“All I can say is those people are very smart,” Griffin said. “Sometimes it seems like there is nothing wrong with them.”
He said when he explained his job to his peers, they could not believe he could perform some of the caretaking tasks, like changing the diapers of grown men or physically-impaired residents. That experience inspired Griffin’s desire to work with children one day, but opportunities at Webster turned that ambition into a reality.
The Webster basketball program holds a camp every year for young adults in the St. Louis Arc organization to interact with Gorlok athletes. Arc is a program that provides aid and entertainment for local adults and children with developmental diseases. At the camp, Griffin was a big kid again.
Arc representative Bre Ward said the young adults in the program call the Webster athletes “professionals” when they play against the team. She said even though a man like Griffin has an intimidating appearance, he is probably well aware of his non-verbal expressions. Ward explained that successful Arc volunteers usually have an awareness of how the young adults may perceive them.
“If the volunteer is smiling and enjoying it, they don’t look intimidating,” Ward said. “You have to be generous and be able to listen to someone else’s wants and needs.”

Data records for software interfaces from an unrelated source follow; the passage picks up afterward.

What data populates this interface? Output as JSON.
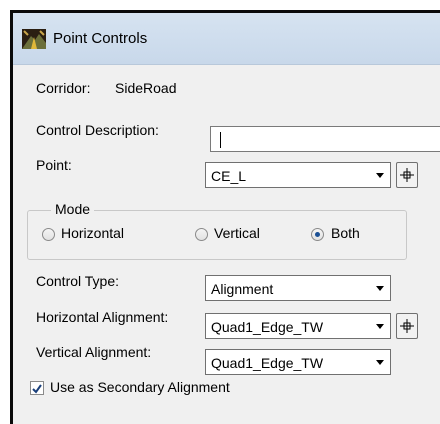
{
  "window": {
    "title": "Point Controls"
  },
  "corridor": {
    "label": "Corridor:",
    "value": "SideRoad"
  },
  "control_description": {
    "label": "Control Description:",
    "value": ""
  },
  "point": {
    "label": "Point:",
    "value": "CE_L"
  },
  "mode": {
    "legend": "Mode",
    "options": [
      "Horizontal",
      "Vertical",
      "Both"
    ],
    "selected": "Both"
  },
  "control_type": {
    "label": "Control Type:",
    "value": "Alignment"
  },
  "horizontal_alignment": {
    "label": "Horizontal Alignment:",
    "value": "Quad1_Edge_TW"
  },
  "vertical_alignment": {
    "label": "Vertical Alignment:",
    "value": "Quad1_Edge_TW"
  },
  "secondary_alignment": {
    "label": "Use as Secondary Alignment",
    "checked": true
  },
  "colors": {
    "title_bar": "#d1dfef",
    "dialog_bg": "#f0f0f0",
    "radio_dot": "#1a4f94"
  }
}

Griffin said after the camp in 2012, he was offered an internship at Arc in the summer of 2013. He declined the offer because he said he already promised his family he would travel back to Farmhaven.

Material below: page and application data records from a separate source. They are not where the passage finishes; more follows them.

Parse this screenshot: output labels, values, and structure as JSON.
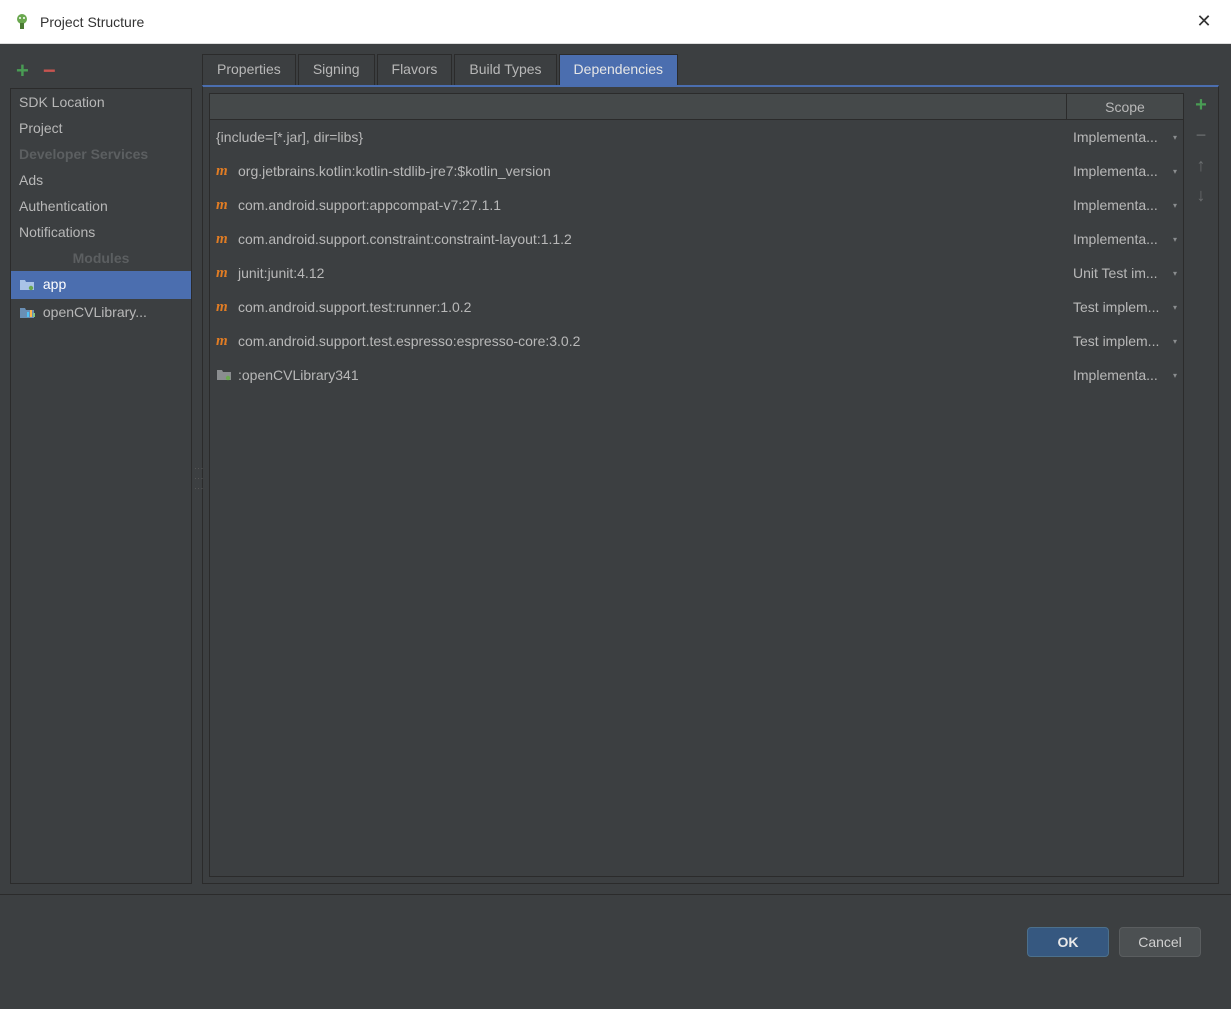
{
  "window": {
    "title": "Project Structure"
  },
  "sidebar": {
    "items": [
      {
        "label": "SDK Location",
        "type": "item"
      },
      {
        "label": "Project",
        "type": "item"
      },
      {
        "label": "Developer Services",
        "type": "section"
      },
      {
        "label": "Ads",
        "type": "item"
      },
      {
        "label": "Authentication",
        "type": "item"
      },
      {
        "label": "Notifications",
        "type": "item"
      },
      {
        "label": "Modules",
        "type": "section-center"
      },
      {
        "label": "app",
        "type": "module",
        "icon": "module-folder",
        "selected": true
      },
      {
        "label": "openCVLibrary...",
        "type": "module",
        "icon": "module-lib"
      }
    ]
  },
  "tabs": [
    {
      "label": "Properties"
    },
    {
      "label": "Signing"
    },
    {
      "label": "Flavors"
    },
    {
      "label": "Build Types"
    },
    {
      "label": "Dependencies",
      "active": true
    }
  ],
  "depHeader": {
    "scope": "Scope"
  },
  "dependencies": [
    {
      "icon": "none",
      "name": "{include=[*.jar], dir=libs}",
      "scope": "Implementa..."
    },
    {
      "icon": "m",
      "name": "org.jetbrains.kotlin:kotlin-stdlib-jre7:$kotlin_version",
      "scope": "Implementa..."
    },
    {
      "icon": "m",
      "name": "com.android.support:appcompat-v7:27.1.1",
      "scope": "Implementa..."
    },
    {
      "icon": "m",
      "name": "com.android.support.constraint:constraint-layout:1.1.2",
      "scope": "Implementa..."
    },
    {
      "icon": "m",
      "name": "junit:junit:4.12",
      "scope": "Unit Test im..."
    },
    {
      "icon": "m",
      "name": "com.android.support.test:runner:1.0.2",
      "scope": "Test implem..."
    },
    {
      "icon": "m",
      "name": "com.android.support.test.espresso:espresso-core:3.0.2",
      "scope": "Test implem..."
    },
    {
      "icon": "folder",
      "name": ":openCVLibrary341",
      "scope": "Implementa..."
    }
  ],
  "footer": {
    "ok": "OK",
    "cancel": "Cancel"
  }
}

McChicken, McDouble, medium fries and a medium drink is Griffin’s McDonalds meal. His brother, Charles Griffin, said he would take Aaron Griffin to any restaurant he wanted after his sibling scored 20 points and grabbed 21 rebounds for Webster against Rust College in December 2012. Charles Griffin also ordered the Griffin special.
Charles Griffin, Aaron Griffin’s junior of three years, took the two-hour drive to Rust from Farmhaven with his uncle and cousin to see his brother for the first time since he left home for college. The pair did not make it to the stands until just before the tip-off.
“When I saw them, it just did something to me,” Aaron Griffin said. “I zoned everything out.”
Charles Griffin told his brother to promise him 10 points and 10 rebounds—Aaron Griffin McDoubled it.
“It was so overwhelming, because I always knew he had it in him,” Charles Griffin said.
Charles Griffin said some of his favorite childhood memories were the times he beat his brother in basketball—there were not many. They only had a small court with a wooden rim, but Charles Griffin believes that court was where Aaron Griffin became so tough.
They were often the youngest when they played their family members and peers, but Charles Griffin said Aaron Griffin could not be kept from the court.
Pastor James Griffin, Aaron Griffin’s father, said his son’s personality and friendly demeanor are exactly what he and his wife preached to their sons. Aaron Griffin agreed and said the sermons his father gave taught him a great deal. James Griffin began each sermon with a joke. If people are not paying attention, the elder Griffin said, there was no point to preach. A laugh would keep them coming back.
Before one Webster game in 2013, the team erupted from the locker room and warmed up in the traditional layup lines, Griffin took a detour six rows in the stands to greet a few crowd members.
Again, the court could not contain him after sinking the winning shot against Monmouth. Griffin jumped behind the Gorlok bench and thanked one of his professors he had persuaded to attend as her first Webster basketball game.
That Dec. 20 game against Monmouth was Griffin’s first game back. His plan was to wear the shirt his family made after the death of his grandfather so his basketball inspiration could be closer than ever, but he forgot it in his rush to get to the game. Vaughn had to bring it late, and Webster trailed Monmouth by 13 points with only four minutes remaining.
Aaron Griffin exited the huddle and met his grandfather’s eyes staring at him from the crowd.